→ **What you will do**: Copy all lines containing the string "JSON" from the records below.

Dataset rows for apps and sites
....................

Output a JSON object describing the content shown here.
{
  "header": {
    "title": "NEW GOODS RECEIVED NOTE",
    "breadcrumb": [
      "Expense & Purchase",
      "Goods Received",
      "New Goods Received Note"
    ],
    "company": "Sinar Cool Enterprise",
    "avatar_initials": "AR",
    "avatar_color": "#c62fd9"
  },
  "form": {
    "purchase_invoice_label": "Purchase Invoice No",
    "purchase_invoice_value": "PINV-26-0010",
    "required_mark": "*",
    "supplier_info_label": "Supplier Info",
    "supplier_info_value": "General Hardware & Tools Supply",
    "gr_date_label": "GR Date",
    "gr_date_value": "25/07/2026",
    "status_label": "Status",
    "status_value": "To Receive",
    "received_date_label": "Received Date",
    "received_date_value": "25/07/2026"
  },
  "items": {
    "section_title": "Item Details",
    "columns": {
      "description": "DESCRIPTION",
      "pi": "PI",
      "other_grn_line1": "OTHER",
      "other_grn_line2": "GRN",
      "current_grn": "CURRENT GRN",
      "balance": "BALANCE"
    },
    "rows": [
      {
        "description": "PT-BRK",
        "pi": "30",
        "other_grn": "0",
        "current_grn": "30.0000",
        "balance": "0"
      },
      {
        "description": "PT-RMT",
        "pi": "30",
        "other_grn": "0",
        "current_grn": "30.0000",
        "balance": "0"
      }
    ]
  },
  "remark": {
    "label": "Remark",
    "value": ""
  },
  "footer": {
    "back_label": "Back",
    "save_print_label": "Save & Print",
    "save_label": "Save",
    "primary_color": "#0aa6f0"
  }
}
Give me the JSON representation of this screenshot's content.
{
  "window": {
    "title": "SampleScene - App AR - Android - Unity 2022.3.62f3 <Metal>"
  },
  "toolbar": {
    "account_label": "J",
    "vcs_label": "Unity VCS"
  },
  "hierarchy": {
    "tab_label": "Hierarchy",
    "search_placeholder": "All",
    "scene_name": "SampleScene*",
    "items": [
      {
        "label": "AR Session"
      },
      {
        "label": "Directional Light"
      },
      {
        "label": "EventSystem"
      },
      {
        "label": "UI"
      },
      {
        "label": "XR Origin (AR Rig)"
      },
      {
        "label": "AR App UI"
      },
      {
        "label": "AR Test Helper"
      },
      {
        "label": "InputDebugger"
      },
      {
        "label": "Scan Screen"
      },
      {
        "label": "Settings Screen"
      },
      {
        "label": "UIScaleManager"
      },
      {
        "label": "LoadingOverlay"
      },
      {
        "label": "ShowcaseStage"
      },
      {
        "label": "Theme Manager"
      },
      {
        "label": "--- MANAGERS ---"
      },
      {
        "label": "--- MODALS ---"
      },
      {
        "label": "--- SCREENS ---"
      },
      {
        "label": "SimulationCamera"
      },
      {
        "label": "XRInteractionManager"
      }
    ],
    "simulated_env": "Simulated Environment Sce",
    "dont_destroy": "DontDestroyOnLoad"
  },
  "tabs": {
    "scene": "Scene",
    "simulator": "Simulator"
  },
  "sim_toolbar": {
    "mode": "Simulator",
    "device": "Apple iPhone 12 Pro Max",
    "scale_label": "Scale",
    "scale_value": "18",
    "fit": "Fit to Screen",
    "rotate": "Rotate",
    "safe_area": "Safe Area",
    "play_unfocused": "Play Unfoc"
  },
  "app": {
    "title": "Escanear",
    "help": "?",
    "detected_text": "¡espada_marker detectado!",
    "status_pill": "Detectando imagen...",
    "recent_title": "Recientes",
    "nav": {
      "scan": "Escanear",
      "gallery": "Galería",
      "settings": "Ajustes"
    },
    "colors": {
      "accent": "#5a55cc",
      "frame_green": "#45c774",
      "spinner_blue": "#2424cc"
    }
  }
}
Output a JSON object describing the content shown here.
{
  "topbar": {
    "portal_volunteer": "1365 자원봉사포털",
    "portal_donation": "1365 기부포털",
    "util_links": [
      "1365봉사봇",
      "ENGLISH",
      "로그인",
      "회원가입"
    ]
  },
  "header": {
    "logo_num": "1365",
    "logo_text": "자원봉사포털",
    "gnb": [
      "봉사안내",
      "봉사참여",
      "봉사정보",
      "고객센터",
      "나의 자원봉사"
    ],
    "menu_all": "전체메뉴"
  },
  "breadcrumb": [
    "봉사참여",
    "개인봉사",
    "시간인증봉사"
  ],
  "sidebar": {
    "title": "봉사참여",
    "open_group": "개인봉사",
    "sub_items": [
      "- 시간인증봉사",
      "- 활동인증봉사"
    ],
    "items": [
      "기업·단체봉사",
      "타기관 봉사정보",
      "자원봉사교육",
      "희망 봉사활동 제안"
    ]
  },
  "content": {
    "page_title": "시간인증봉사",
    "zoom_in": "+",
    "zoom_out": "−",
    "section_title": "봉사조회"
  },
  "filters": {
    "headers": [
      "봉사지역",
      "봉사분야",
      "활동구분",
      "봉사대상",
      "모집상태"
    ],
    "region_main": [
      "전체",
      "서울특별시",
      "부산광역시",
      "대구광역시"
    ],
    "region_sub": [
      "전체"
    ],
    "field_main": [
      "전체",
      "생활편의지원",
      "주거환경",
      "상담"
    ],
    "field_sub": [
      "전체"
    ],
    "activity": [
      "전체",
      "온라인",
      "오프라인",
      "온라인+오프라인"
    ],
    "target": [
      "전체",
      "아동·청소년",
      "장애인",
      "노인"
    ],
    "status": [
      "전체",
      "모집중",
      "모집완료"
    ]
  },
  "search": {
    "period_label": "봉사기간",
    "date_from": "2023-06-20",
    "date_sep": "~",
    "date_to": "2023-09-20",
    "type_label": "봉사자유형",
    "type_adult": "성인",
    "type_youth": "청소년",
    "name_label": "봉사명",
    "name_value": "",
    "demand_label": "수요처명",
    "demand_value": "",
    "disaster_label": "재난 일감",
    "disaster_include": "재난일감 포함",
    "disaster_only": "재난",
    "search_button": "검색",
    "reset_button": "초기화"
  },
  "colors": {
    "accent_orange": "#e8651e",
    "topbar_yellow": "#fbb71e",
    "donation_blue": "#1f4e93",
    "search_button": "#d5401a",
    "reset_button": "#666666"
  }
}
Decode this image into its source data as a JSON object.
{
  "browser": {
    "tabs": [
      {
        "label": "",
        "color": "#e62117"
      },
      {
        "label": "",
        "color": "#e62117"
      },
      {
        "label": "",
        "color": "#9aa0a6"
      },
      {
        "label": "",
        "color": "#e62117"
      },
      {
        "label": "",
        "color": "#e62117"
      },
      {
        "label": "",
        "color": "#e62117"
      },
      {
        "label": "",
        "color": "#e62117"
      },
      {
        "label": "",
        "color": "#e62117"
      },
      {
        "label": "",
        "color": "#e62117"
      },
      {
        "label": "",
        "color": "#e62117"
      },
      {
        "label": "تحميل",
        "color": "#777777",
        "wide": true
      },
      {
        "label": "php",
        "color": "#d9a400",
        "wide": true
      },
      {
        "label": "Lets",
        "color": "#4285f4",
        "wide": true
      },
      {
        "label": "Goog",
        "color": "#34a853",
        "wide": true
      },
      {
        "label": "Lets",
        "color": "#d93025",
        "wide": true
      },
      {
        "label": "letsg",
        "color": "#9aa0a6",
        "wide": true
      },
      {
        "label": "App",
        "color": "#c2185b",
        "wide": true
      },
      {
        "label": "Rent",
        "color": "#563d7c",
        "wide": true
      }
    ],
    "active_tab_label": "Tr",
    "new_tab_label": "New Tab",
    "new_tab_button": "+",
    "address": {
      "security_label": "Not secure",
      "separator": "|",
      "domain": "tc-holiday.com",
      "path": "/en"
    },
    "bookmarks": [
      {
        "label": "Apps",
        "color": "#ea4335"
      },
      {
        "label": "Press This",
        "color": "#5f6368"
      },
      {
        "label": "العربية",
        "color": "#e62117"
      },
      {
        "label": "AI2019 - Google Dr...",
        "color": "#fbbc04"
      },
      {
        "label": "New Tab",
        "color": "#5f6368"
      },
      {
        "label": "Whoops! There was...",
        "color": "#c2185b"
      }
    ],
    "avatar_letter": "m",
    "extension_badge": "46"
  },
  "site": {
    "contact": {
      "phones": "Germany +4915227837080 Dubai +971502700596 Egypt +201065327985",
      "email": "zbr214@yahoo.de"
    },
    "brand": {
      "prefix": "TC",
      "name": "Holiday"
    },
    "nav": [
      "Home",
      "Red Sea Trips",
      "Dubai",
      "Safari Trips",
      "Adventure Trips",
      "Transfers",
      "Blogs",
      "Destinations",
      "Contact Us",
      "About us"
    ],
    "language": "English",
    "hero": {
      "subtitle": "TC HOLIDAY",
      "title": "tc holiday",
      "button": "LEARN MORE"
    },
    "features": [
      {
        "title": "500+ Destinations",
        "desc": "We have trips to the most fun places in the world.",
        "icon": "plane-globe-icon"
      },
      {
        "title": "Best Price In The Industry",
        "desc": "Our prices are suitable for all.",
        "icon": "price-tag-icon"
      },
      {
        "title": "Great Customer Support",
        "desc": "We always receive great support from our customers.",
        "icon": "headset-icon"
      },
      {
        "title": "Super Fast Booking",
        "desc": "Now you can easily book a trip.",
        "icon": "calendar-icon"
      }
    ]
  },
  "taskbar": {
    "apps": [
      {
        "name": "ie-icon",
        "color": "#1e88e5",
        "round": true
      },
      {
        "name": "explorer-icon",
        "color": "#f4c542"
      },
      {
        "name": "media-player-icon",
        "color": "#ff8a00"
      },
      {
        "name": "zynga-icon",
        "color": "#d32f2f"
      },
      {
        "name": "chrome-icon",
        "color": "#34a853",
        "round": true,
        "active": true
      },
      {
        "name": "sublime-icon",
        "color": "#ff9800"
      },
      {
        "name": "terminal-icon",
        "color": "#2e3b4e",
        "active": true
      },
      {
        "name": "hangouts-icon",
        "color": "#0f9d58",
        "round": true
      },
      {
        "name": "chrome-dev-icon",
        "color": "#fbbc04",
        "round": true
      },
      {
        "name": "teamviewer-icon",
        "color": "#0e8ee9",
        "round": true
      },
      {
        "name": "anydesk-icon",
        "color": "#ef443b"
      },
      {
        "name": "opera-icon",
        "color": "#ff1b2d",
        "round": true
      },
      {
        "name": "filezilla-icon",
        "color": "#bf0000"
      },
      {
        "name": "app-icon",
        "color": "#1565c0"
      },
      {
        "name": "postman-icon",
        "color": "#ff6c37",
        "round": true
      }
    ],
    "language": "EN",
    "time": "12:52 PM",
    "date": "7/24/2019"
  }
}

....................

→ **Answer space**:
Output a JSON object describing the content shown here.
Give me the JSON representation of this screenshot's content.
Output a JSON object describing the content shown here.
Decode this image into its source data as a JSON object.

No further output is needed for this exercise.